The screen looms large, gray and blank in front of your eyes. The undisturbed vastness of the lined tablet might as well be the smooth surface of a deep pond over which your pen is poised, just waiting for you to trouble the waters. How will you ever fill the space with thoughts, sentences, paragraphs–a cohesive whole? Why in the world did you ever imagine yourself a writer?
You may feel like you are utterly alone, but every writer I know experiences some variation on this unsettling theme. You sit at your desk ready to begin that great American novel, that pensive poem, or that A+ academic essay. You sit. You sit and stare. You sit and think. You sit and surf the web. You get up and get coffee or tea or wine or water. You get up and walk around. You call your best friend. You may even get up and run the vacuum cleaner or wash the car. Still the empty screen or page waits and affords no escape.
Here’s the deal; if you want to write you have to do just that. Words must be put on paper or typed on the keyboard. I don’t care if you write “I have nothing to say; this is complete lunacy” 100 or 1000 times, the idea is to prime the pump, clean the pipes, and warm the imagination until the creativity starts to flow like honey.
Don’t worry if your words aren’t perfect. Don’t edit yourself. Don’t stop. Just write. Most of the time an idea will come, a seed will be sown, a story will appear as long as you persevere. There may only be one good sentence out of 500 words, but that sentence may be the gateway to an amazing story or a complex character, or the genesis of a twisting plot.
Our logical, linear brains suggest starting at the beginning, but I say–nah, just begin. Why not start with the image of crazy Uncle Leo pulling plastic bags out of his coat pockets and stuffing them full of treats from the dessert table at the community picnic. Let your words develop Uncle Leo’s character and explore why he feels the need to snitch some snacks for later.
If you’re working on an academic essay about preventing adult onset diabetes, simply start writing the questions you have about the topic. Then take your questions and start your research.
Regardless of the topic, the style, or mode of writing, one simple act will get you going. Just begin. Put your fingers to the keyboard or your pen to paper. It may be positively awful, but the more you write the easier it will become. You never know; that awful paragraph might be followed by a real gem.

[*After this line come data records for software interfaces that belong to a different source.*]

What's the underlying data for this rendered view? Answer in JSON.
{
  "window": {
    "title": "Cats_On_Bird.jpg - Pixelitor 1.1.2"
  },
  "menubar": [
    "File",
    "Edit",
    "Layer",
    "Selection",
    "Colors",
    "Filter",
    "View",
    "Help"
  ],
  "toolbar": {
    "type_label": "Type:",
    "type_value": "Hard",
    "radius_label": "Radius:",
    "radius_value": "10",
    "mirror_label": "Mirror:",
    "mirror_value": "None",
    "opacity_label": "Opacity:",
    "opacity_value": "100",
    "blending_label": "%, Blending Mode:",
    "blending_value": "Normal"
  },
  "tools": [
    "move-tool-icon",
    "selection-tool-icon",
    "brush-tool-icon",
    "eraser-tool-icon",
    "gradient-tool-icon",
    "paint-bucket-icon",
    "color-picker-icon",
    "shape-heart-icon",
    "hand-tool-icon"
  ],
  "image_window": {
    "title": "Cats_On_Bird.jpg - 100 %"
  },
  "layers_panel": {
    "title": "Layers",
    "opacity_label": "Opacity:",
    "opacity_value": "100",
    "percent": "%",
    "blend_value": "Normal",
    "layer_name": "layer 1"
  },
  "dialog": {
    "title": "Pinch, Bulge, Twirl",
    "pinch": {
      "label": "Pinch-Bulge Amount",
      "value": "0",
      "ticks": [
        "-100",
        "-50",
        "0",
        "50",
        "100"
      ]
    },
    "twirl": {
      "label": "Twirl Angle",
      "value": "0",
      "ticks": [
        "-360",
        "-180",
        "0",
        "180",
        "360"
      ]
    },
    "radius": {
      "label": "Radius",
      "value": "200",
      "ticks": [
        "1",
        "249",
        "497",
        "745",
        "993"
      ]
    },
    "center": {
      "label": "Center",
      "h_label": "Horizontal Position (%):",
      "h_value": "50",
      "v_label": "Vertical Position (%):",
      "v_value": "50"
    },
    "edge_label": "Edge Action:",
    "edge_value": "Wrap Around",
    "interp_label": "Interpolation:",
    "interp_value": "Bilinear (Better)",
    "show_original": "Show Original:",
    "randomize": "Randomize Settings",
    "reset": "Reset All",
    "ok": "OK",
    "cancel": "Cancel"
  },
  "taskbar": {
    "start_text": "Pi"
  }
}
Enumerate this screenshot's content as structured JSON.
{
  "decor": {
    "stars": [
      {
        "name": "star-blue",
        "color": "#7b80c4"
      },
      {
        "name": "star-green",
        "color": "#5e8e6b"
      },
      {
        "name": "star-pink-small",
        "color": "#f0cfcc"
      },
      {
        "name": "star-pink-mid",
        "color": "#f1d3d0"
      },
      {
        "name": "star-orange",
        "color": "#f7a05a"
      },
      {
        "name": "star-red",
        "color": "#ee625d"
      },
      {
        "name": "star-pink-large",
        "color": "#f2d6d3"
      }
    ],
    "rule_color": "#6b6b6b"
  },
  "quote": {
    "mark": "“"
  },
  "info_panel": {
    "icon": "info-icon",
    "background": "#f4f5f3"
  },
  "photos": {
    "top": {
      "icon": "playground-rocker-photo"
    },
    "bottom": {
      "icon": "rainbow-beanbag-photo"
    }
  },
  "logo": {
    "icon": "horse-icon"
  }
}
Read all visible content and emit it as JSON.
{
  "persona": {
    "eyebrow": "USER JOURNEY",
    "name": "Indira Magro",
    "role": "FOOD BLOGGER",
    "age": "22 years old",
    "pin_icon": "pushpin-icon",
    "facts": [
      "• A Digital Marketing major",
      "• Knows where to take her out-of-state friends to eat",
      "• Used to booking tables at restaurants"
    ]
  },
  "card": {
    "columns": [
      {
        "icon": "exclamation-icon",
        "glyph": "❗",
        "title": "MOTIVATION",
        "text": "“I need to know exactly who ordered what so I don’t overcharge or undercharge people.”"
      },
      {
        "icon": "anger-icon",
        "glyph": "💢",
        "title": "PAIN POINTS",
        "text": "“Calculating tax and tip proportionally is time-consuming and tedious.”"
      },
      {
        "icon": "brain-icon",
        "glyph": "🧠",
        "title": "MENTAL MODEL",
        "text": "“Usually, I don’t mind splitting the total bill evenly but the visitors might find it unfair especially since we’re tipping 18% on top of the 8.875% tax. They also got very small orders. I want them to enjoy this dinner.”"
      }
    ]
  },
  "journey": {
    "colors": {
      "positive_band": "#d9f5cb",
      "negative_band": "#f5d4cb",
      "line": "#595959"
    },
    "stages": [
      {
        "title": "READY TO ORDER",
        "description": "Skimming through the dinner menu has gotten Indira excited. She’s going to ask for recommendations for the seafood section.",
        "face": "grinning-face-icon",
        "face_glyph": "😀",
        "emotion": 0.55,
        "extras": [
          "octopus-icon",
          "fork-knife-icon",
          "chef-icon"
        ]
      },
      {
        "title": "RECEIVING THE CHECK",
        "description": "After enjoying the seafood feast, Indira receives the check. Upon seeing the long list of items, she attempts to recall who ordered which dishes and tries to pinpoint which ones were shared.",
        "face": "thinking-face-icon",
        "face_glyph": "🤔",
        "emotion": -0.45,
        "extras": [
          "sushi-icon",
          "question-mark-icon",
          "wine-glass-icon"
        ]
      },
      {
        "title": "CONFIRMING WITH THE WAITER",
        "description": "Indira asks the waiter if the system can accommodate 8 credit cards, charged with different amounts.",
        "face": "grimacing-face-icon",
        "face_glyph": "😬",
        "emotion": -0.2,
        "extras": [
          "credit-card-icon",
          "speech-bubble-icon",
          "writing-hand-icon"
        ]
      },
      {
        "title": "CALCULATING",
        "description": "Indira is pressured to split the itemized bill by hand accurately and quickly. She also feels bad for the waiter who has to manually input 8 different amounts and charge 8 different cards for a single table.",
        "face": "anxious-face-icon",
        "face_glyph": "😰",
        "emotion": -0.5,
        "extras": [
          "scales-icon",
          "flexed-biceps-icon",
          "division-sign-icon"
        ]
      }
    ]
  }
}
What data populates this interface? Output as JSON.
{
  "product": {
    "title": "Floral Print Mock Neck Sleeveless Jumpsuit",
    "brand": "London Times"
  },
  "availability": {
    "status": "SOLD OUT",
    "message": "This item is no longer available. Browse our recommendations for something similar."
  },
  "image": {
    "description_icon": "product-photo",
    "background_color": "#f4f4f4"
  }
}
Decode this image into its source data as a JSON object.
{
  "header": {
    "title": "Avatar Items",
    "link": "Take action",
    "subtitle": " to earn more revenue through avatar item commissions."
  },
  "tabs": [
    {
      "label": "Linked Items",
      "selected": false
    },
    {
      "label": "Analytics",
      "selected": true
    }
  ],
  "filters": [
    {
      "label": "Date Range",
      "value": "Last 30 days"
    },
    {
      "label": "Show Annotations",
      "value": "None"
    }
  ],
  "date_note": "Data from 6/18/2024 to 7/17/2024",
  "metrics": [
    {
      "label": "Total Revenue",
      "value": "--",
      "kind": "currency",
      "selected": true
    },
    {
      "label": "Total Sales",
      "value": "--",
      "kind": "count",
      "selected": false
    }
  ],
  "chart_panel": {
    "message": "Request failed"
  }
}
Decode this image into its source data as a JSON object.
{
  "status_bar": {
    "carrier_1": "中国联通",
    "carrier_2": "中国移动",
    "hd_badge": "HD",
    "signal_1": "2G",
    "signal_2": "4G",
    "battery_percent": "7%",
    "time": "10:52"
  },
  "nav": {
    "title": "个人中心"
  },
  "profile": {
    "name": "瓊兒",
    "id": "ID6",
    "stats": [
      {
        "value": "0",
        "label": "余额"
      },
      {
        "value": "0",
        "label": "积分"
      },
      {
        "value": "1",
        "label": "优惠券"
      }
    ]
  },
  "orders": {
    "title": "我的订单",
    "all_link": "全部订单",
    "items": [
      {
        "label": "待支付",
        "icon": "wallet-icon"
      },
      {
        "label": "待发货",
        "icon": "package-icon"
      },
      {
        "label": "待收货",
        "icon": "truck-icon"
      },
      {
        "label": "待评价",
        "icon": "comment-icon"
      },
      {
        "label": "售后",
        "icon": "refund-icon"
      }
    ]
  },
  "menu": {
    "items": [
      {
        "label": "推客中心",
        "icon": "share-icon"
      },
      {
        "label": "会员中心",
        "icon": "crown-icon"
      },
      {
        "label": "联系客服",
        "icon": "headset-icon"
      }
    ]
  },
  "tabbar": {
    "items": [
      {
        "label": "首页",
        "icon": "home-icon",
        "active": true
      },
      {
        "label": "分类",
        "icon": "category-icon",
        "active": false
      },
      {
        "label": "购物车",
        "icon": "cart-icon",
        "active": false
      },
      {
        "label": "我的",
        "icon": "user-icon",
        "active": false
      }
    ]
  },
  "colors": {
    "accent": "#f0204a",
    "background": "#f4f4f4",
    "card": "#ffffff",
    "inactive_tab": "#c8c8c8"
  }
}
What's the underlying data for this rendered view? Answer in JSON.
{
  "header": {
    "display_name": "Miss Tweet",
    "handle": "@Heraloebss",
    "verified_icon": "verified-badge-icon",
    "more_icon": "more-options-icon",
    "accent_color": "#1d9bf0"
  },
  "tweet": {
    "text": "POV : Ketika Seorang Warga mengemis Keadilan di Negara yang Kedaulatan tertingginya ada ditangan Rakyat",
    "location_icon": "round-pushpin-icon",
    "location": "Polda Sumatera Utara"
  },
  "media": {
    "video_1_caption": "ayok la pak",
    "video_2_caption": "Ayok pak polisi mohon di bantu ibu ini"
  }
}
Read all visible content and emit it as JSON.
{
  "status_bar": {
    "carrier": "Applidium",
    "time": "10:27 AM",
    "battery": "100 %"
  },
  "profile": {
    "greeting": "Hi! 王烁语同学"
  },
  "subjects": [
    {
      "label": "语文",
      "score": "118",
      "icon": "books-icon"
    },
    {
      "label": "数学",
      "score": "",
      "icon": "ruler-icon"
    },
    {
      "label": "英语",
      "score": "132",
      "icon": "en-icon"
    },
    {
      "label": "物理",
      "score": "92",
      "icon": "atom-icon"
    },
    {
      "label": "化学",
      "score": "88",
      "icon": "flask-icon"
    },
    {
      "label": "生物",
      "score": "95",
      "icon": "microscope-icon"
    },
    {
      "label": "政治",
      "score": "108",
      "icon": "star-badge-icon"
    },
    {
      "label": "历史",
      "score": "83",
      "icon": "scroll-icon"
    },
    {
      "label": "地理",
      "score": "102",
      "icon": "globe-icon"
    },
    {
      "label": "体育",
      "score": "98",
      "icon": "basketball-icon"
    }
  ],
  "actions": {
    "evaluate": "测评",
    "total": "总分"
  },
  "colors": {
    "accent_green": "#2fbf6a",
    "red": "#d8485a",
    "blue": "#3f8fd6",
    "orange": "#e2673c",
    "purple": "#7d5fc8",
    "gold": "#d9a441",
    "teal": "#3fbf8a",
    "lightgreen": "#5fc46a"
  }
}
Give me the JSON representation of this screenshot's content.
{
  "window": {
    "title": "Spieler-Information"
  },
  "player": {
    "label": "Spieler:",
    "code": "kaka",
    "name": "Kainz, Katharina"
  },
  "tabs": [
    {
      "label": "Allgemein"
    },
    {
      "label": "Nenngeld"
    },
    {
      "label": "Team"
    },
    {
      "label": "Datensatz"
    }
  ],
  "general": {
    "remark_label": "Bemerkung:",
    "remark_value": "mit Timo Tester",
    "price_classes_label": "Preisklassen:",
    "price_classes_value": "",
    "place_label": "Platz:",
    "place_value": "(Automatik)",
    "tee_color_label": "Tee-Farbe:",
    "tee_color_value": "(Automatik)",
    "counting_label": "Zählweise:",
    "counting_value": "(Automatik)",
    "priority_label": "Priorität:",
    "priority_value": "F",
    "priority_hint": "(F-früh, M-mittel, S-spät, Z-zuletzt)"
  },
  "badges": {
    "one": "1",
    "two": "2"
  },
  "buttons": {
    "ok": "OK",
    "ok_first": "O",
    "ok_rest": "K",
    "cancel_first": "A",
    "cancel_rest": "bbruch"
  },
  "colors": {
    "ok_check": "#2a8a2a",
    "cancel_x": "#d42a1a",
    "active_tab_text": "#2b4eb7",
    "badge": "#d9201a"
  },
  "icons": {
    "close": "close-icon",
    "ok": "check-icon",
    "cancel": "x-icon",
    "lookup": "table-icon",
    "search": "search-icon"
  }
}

What are your best tips for countering writer’s block?
Photo by bingbing used under Creative Commons License. Thanks!